PROBLEM DETAILS:
A single number is the answer here: how many lines of the entries contain "typeface"?

————

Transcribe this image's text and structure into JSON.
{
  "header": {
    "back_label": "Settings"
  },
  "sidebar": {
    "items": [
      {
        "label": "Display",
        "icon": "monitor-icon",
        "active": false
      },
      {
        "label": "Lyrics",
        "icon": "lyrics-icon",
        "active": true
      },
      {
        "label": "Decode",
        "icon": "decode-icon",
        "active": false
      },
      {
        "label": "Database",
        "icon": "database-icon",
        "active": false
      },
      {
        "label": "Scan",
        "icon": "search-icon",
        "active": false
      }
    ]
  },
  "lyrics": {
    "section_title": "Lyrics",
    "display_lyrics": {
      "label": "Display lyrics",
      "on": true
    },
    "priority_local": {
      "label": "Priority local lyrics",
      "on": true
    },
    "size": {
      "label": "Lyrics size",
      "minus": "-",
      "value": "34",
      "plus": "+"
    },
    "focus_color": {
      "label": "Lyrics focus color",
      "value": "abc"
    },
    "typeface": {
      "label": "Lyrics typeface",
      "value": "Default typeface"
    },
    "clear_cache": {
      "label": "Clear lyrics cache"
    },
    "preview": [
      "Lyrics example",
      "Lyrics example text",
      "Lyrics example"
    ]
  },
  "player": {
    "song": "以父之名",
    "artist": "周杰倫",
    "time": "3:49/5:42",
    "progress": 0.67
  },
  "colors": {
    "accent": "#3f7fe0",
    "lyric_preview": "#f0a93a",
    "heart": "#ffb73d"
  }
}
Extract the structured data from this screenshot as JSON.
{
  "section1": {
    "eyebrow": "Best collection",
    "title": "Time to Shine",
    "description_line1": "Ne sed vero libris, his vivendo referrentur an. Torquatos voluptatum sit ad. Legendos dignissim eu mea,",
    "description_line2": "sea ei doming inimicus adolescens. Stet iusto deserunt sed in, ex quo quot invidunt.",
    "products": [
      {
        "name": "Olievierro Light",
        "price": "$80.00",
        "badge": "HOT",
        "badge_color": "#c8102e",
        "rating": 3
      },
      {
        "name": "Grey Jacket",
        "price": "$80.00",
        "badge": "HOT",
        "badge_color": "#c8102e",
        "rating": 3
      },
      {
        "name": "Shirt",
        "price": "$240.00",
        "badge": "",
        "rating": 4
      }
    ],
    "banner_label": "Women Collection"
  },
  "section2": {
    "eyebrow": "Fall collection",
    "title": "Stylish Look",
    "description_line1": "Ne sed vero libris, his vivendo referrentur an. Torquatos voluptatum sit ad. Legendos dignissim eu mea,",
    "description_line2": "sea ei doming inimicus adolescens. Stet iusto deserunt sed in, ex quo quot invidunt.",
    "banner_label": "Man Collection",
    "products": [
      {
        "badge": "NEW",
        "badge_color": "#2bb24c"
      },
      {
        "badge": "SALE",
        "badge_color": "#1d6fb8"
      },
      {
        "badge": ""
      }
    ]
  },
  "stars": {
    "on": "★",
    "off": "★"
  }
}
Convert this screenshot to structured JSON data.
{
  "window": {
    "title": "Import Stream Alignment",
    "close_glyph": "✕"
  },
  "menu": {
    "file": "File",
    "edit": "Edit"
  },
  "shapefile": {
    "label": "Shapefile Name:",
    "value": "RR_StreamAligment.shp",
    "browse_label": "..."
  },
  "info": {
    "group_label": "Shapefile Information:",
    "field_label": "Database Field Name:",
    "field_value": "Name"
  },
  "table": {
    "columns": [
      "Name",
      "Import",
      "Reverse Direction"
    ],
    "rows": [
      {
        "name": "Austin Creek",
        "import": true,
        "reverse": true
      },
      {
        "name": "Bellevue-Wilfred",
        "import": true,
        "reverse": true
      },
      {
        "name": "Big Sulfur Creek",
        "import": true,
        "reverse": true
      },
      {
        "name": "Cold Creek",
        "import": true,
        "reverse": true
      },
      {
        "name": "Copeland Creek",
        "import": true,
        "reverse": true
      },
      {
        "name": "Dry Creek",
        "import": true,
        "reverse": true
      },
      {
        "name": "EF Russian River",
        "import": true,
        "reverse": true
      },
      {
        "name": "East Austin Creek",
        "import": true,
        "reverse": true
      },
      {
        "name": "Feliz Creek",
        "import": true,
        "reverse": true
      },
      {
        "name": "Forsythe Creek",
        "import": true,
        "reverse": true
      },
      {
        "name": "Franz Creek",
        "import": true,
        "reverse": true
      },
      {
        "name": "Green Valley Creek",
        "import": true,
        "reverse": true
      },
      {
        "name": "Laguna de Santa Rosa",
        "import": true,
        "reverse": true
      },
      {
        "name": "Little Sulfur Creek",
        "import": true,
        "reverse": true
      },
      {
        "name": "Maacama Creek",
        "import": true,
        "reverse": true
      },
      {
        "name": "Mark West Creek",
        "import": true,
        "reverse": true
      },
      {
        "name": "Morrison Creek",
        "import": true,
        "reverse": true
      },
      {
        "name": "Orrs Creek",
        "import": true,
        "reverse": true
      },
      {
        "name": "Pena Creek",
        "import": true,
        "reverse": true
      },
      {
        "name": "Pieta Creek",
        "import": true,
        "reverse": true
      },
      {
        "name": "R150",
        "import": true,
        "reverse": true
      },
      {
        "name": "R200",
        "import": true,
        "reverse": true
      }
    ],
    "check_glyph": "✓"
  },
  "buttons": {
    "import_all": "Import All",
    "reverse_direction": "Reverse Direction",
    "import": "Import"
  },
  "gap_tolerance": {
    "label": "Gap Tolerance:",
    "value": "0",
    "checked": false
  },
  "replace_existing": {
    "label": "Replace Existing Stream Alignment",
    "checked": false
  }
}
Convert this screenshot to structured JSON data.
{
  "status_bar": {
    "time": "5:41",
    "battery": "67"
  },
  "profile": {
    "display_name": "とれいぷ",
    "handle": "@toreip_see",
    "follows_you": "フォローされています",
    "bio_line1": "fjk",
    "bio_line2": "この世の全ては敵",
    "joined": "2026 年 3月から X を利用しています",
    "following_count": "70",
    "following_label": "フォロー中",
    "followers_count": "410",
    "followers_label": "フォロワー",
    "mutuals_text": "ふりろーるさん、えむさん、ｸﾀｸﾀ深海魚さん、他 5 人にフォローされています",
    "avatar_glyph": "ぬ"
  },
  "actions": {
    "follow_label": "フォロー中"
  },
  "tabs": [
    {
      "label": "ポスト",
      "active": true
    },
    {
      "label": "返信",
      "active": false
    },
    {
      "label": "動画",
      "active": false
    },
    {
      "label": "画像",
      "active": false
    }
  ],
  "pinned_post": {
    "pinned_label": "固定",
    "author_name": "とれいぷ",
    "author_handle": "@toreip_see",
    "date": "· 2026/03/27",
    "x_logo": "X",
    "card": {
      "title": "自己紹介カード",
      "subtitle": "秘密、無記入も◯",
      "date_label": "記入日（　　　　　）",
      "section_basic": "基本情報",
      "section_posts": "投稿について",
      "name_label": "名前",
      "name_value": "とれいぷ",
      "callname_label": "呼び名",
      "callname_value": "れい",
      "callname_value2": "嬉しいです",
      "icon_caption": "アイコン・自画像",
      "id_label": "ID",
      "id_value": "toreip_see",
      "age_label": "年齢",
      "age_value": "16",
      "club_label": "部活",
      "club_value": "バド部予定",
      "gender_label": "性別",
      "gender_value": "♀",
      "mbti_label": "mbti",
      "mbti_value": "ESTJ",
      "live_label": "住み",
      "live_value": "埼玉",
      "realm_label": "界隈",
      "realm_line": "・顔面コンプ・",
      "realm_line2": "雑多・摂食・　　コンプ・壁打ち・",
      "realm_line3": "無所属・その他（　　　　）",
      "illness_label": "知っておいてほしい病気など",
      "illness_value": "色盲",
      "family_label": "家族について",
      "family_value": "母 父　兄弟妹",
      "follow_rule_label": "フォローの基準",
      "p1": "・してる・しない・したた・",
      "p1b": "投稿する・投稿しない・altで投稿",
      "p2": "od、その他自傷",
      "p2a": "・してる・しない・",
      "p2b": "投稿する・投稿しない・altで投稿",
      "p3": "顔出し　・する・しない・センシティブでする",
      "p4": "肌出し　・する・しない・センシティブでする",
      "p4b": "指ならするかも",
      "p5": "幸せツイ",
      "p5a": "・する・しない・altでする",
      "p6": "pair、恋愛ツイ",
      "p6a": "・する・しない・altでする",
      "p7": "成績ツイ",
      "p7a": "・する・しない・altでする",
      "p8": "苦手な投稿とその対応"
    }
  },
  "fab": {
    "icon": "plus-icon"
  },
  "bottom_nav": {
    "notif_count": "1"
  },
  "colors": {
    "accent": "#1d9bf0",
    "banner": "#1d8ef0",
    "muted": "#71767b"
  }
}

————

SOLUTION TO THE EXERCISE:
3